Janelle Jones, the managing director of policy and research at Groundwork Collaborative, has coined what she calls a personal motto and economic ideology: “Black women best.” She means that if Black women—who, since our nation’s founding, have been the most disadvantaged by the rules that structure our society—can one day thrive in the economy, then it must finally be working for everyone.
A new Roosevelt report by Michelle Holder, assistant professor of economics at John Jay College, adds to the chorus of research showing that today’s economy isn’t working for Black women—and is actually robbing them of economic security.
This was true before the COVID-19 crisis began, and it’s especially true now—given that tens of millions of people are out of work. “We know from the last recession that the Black workers are often the first fired,” notes Rebecca Dixon, executive director of the National Employment Law Project. And NBC’s Janelle Ross warns that “people of color make up a disproportionate share of workers in the industries where layoffs are the most intense and only expected to get worse.” Imagine if Black women had more of what they earned to rely on during this time of economic stress. Where’s their unconditional bailout?
When it comes to work, Black women are confronted with both the gender wage gap and the racial wage gap. In measuring what she has dubbed the “double gap,” Holder estimates that these two trends in pay discrimination cost Black women—and saved (already profitable) US companies—$50 billion in involuntarily forfeited wages in 2017 alone. “Since profit is equal to revenue [minus] expenditures, the implication is that the double gap faced by African American women has been beneficial for corporate profits,” she notes.
We are living in an era of record-high corporate profits, and the growth in worker productivity over time deserves a lot of credit. The problem: Worker pay has barely budged—for decades. “Since 1979, pay and productivity have diverged,” shows the Economic Policy Institute. In fact, productivity rose six times more than pay from 1979 to 2018. “This means that although Americans are working more productively than ever, the fruits of their labors have primarily accrued to those at the top and to corporate profits, especially in recent years.” Guided by a shareholder-first mentality, this is the result of corporate executives who are encouraged to cut costs and boost revenue, choosing to neglect the very people, including workers—of all races—who deserve a greater share of and more of a say over the value they help create.
Though Black women have historically had the highest national workforce participation rate “among major female demographic groups in the US,” as Holder notes, centuries of exploitation and crowding into low-wage occupations have left them particularly vulnerable to labor market discrimination, outsized employer power, and corporate attempts to hoard profits—all of which carry consequences that manifest well beyond the workplace.
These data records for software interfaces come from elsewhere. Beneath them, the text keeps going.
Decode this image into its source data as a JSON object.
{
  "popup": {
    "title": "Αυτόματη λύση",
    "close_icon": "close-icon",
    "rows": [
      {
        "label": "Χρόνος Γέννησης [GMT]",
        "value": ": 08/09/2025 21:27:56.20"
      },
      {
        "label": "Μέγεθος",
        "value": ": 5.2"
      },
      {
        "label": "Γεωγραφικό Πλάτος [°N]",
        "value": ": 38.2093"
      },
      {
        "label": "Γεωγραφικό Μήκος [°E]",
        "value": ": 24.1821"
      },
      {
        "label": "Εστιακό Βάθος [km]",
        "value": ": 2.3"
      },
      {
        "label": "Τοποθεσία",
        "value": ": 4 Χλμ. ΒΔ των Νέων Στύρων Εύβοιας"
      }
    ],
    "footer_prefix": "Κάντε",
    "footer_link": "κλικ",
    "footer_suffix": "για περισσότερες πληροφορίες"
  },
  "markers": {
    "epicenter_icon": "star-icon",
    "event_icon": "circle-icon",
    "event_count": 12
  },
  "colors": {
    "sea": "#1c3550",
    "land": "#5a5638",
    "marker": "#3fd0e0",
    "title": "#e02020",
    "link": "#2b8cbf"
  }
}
“The findings from [my] research suggest that African American women’s labor power is largely undercompensated by employers, with tangible implications for income and asset-building in the Black community,” writes Holder. For TIME, my Roosevelt colleague Andrea Flynn elaborates: “Nationally, Black women earn 61 cents for every dollar earned by white men . . . These wage disparities take an extraordinary toll over the course of an individual’s life, and one 2017 study shows that over a 40-year career, women overall lose $418,800 as a result of the wage gap, with women of color losing almost $870,000.”
Ultimately, pay inequality is very real for far too many, and corporations are choosing to be complicit. Holder points to potential solutions, including rethinking salary and promotion negotiations, but the reality is that Black women can’t do this alone.
Like most of our problems today, the double gap is a structural issue that requires a rebalance of power. Expecting US companies to pay workers, especially Black women, what they’re worth ignores the reality of who our economy is working for and who it is working against. Until Black women are made whole, none of us are.